*TASK TO CARRY OUT:*
Every line in the records below that holds the word "Редактирования" is to be copied.

=== Section Start ===

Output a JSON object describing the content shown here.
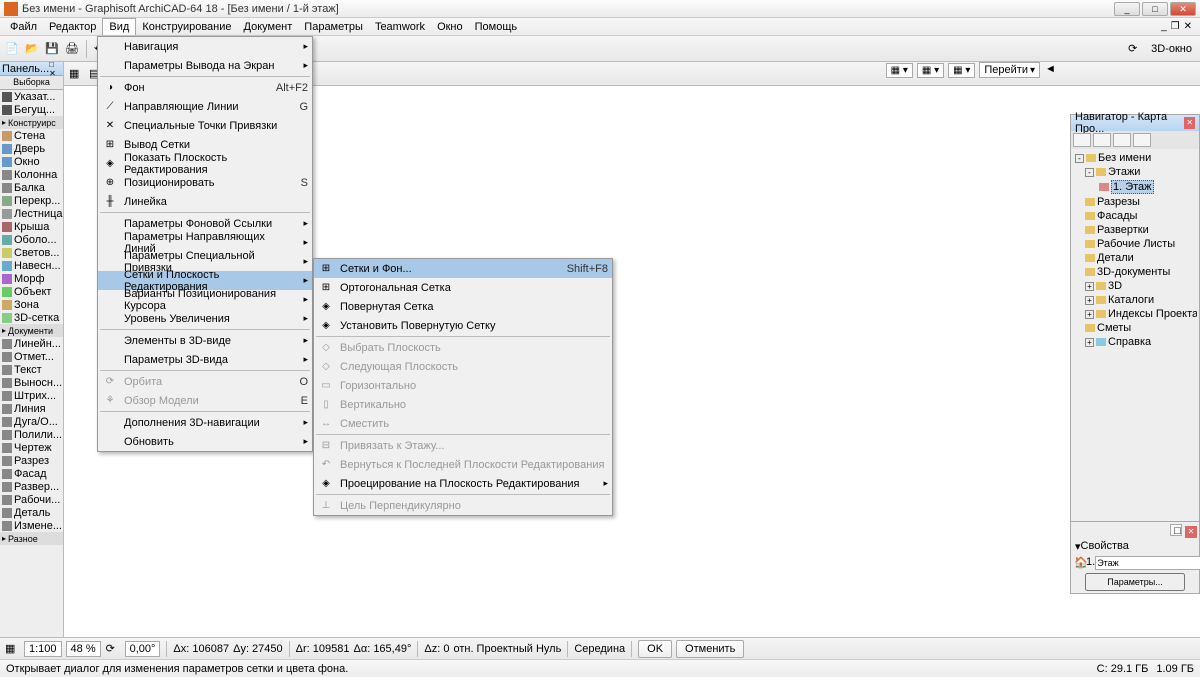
{
  "title": "Без имени - Graphisoft ArchiCAD-64 18 - [Без имени / 1-й этаж]",
  "menubar": {
    "items": [
      "Файл",
      "Редактор",
      "Вид",
      "Конструирование",
      "Документ",
      "Параметры",
      "Teamwork",
      "Окно",
      "Помощь"
    ],
    "active_index": 2
  },
  "toolbox": {
    "header": "Панель...",
    "subheader": "Выборка",
    "pointer": "Указат...",
    "marquee": "Бегущ...",
    "cat_construct": "Конструирс",
    "items_construct": [
      "Стена",
      "Дверь",
      "Окно",
      "Колонна",
      "Балка",
      "Перекр...",
      "Лестница",
      "Крыша",
      "Оболо...",
      "Светов...",
      "Навесн...",
      "Морф",
      "Объект",
      "Зона",
      "3D-сетка"
    ],
    "cat_document": "Документи",
    "items_document": [
      "Линейн...",
      "Отмет...",
      "Текст",
      "Выносн...",
      "Штрих...",
      "Линия",
      "Дуга/О...",
      "Полили...",
      "Чертеж",
      "Разрез",
      "Фасад",
      "Развер...",
      "Рабочи...",
      "Деталь",
      "Измене..."
    ],
    "cat_other": "Разное"
  },
  "view_menu": {
    "items": [
      {
        "label": "Навигация",
        "arrow": true
      },
      {
        "label": "Параметры Вывода на Экран",
        "arrow": true
      },
      {
        "sep": true
      },
      {
        "label": "Фон",
        "shortcut": "Alt+F2",
        "icon": "◑"
      },
      {
        "label": "Направляющие Линии",
        "shortcut": "G",
        "icon": "⟋"
      },
      {
        "label": "Специальные Точки Привязки",
        "icon": "✕"
      },
      {
        "label": "Вывод Сетки",
        "icon": "⊞"
      },
      {
        "label": "Показать Плоскость Редактирования",
        "icon": "◈"
      },
      {
        "label": "Позиционировать",
        "shortcut": "S",
        "icon": "⊕"
      },
      {
        "label": "Линейка",
        "icon": "╫"
      },
      {
        "sep": true
      },
      {
        "label": "Параметры Фоновой Ссылки",
        "arrow": true
      },
      {
        "label": "Параметры Направляющих Линий",
        "arrow": true
      },
      {
        "label": "Параметры Специальной Привязки",
        "arrow": true
      },
      {
        "label": "Сетки и Плоскость Редактирования",
        "arrow": true,
        "highlighted": true
      },
      {
        "label": "Варианты Позиционирования Курсора",
        "arrow": true
      },
      {
        "label": "Уровень Увеличения",
        "arrow": true
      },
      {
        "sep": true
      },
      {
        "label": "Элементы в 3D-виде",
        "arrow": true
      },
      {
        "label": "Параметры 3D-вида",
        "arrow": true
      },
      {
        "sep": true
      },
      {
        "label": "Орбита",
        "shortcut": "O",
        "disabled": true,
        "icon": "⟳"
      },
      {
        "label": "Обзор Модели",
        "shortcut": "E",
        "disabled": true,
        "icon": "⚘"
      },
      {
        "sep": true
      },
      {
        "label": "Дополнения 3D-навигации",
        "arrow": true
      },
      {
        "label": "Обновить",
        "arrow": true
      }
    ]
  },
  "submenu": {
    "items": [
      {
        "label": "Сетки и Фон...",
        "shortcut": "Shift+F8",
        "highlighted": true,
        "icon": "⊞"
      },
      {
        "label": "Ортогональная Сетка",
        "icon": "⊞"
      },
      {
        "label": "Повернутая Сетка",
        "icon": "◈"
      },
      {
        "label": "Установить Повернутую Сетку",
        "icon": "◈"
      },
      {
        "sep": true
      },
      {
        "label": "Выбрать Плоскость",
        "disabled": true,
        "icon": "◇"
      },
      {
        "label": "Следующая Плоскость",
        "disabled": true,
        "icon": "◇"
      },
      {
        "label": "Горизонтально",
        "disabled": true,
        "icon": "▭"
      },
      {
        "label": "Вертикально",
        "disabled": true,
        "icon": "▯"
      },
      {
        "label": "Сместить",
        "disabled": true,
        "icon": "↔"
      },
      {
        "sep": true
      },
      {
        "label": "Привязать к Этажу...",
        "disabled": true,
        "icon": "⊟"
      },
      {
        "label": "Вернуться к Последней Плоскости Редактирования",
        "disabled": true,
        "icon": "↶"
      },
      {
        "label": "Проецирование на Плоскость Редактирования",
        "arrow": true,
        "icon": "◈"
      },
      {
        "sep": true
      },
      {
        "label": "Цель Перпендикулярно",
        "disabled": true,
        "icon": "⊥"
      }
    ]
  },
  "navigator": {
    "title": "Навигатор - Карта Про...",
    "root": "Без имени",
    "floors": "Этажи",
    "floor1": "1. Этаж",
    "sections": "Разрезы",
    "facades": "Фасады",
    "unfolds": "Развертки",
    "worksheets": "Рабочие Листы",
    "details": "Детали",
    "docs3d": "3D-документы",
    "view3d": "3D",
    "catalogs": "Каталоги",
    "indexes": "Индексы Проекта",
    "estimates": "Сметы",
    "help": "Справка",
    "props_title": "Свойства",
    "prop_num": "1.",
    "prop_name": "Этаж",
    "params_btn": "Параметры..."
  },
  "bottombar": {
    "zoom": "1:100",
    "pct": "48 %",
    "angle": "0,00°",
    "dx": "Δx: 106087",
    "dy": "Δy: 27450",
    "ar": "Δr: 109581",
    "aa": "Δα: 165,49°",
    "az": "Δz: 0",
    "ref": "отн. Проектный Нуль",
    "mid": "Середина",
    "ok": "OK",
    "cancel": "Отменить"
  },
  "statusbar": {
    "msg": "Открывает диалог для изменения параметров сетки и цвета фона.",
    "disk_c": "C: 29.1 ГБ",
    "mem": "1.09 ГБ"
  },
  "top_right": {
    "goto": "Перейти",
    "view3d": "3D-окно"
  }
}
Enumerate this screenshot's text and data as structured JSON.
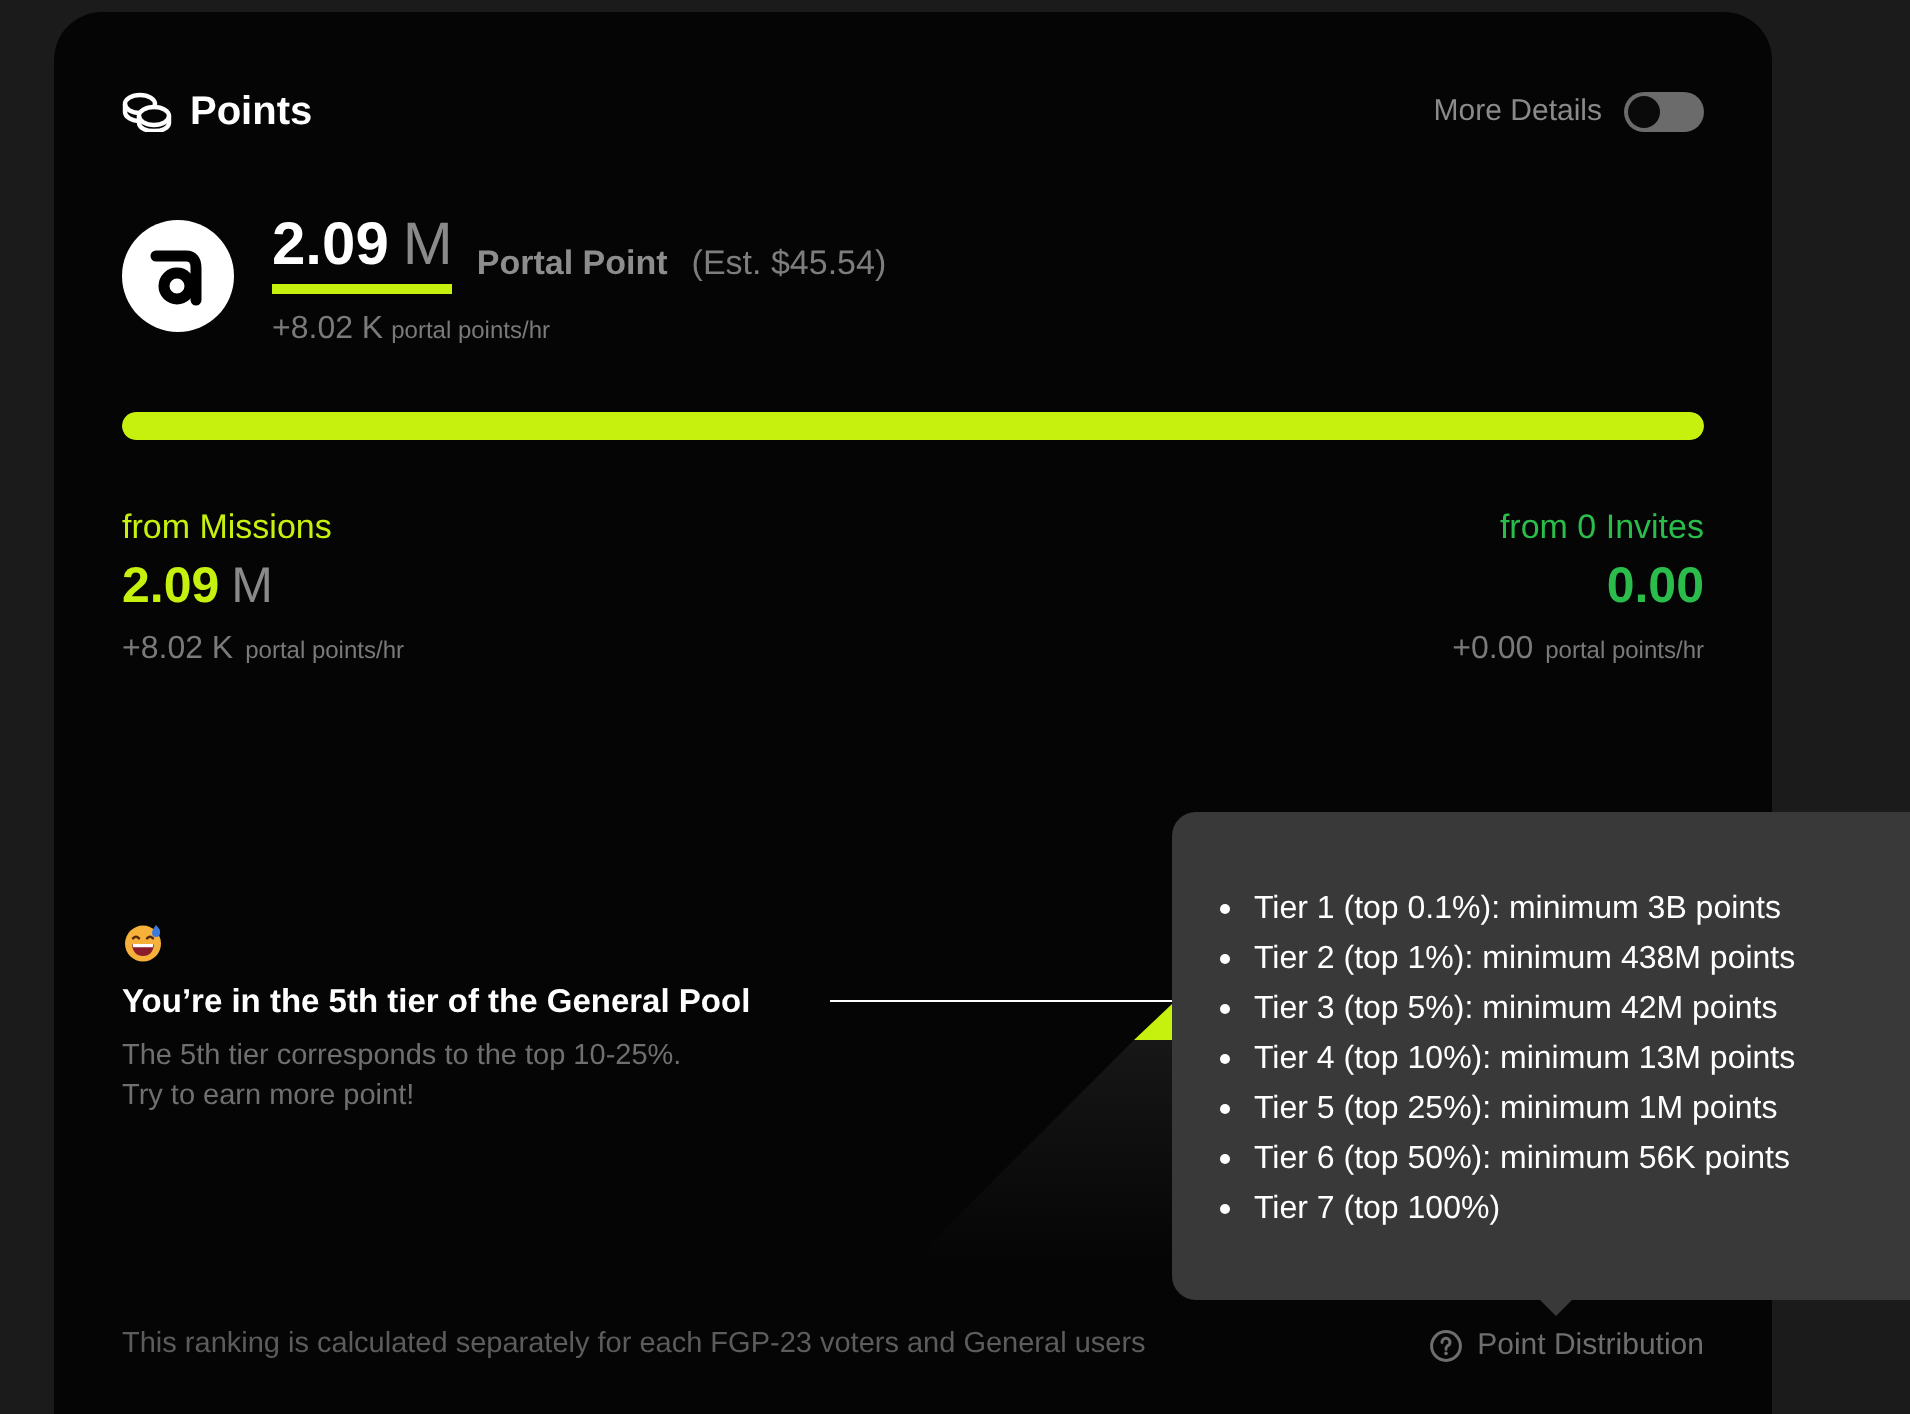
{
  "header": {
    "title": "Points",
    "toggle": {
      "label": "More Details",
      "on": false
    }
  },
  "balance": {
    "value": "2.09",
    "unit": "M",
    "label": "Portal Point",
    "estimate": "(Est. $45.54)",
    "rate": "+8.02 K",
    "rate_unit": "portal points/hr"
  },
  "progress": {
    "level": 1
  },
  "sources": [
    {
      "kind": "missions",
      "label": "from Missions",
      "color": "#c6f10e",
      "value": "2.09",
      "unit": "M",
      "rate": "+8.02 K",
      "rate_unit": "portal points/hr"
    },
    {
      "kind": "invites",
      "label": "from 0 Invites",
      "color": "#2bbd4c",
      "value": "0.00",
      "rate": "+0.00",
      "rate_unit": "portal points/hr"
    }
  ],
  "tier": {
    "title": "You’re in the 5th tier of the General Pool",
    "description": "The 5th tier corresponds to the top 10-25%.\nTry to earn more point!"
  },
  "tooltip": {
    "items": [
      "Tier 1 (top 0.1%): minimum 3B points",
      "Tier 2 (top 1%): minimum 438M points",
      "Tier 3 (top 5%): minimum 42M points",
      "Tier 4 (top 10%): minimum 13M points",
      "Tier 5 (top 25%): minimum 1M points",
      "Tier 6 (top 50%): minimum 56K points",
      "Tier 7 (top 100%)"
    ]
  },
  "footer": {
    "note": "This ranking is calculated separately for each FGP-23 voters and General users",
    "link": "Point Distribution"
  }
}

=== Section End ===

*RESPONSE TO THE EXERCISE:*
        "label": "Показать Плоскость Редактирования",
        "label": "Сетки и Плоскость Редактирования",
        "label": "Вернуться к Последней Плоскости Редактирования",
        "label": "Проецирование на Плоскость Редактирования",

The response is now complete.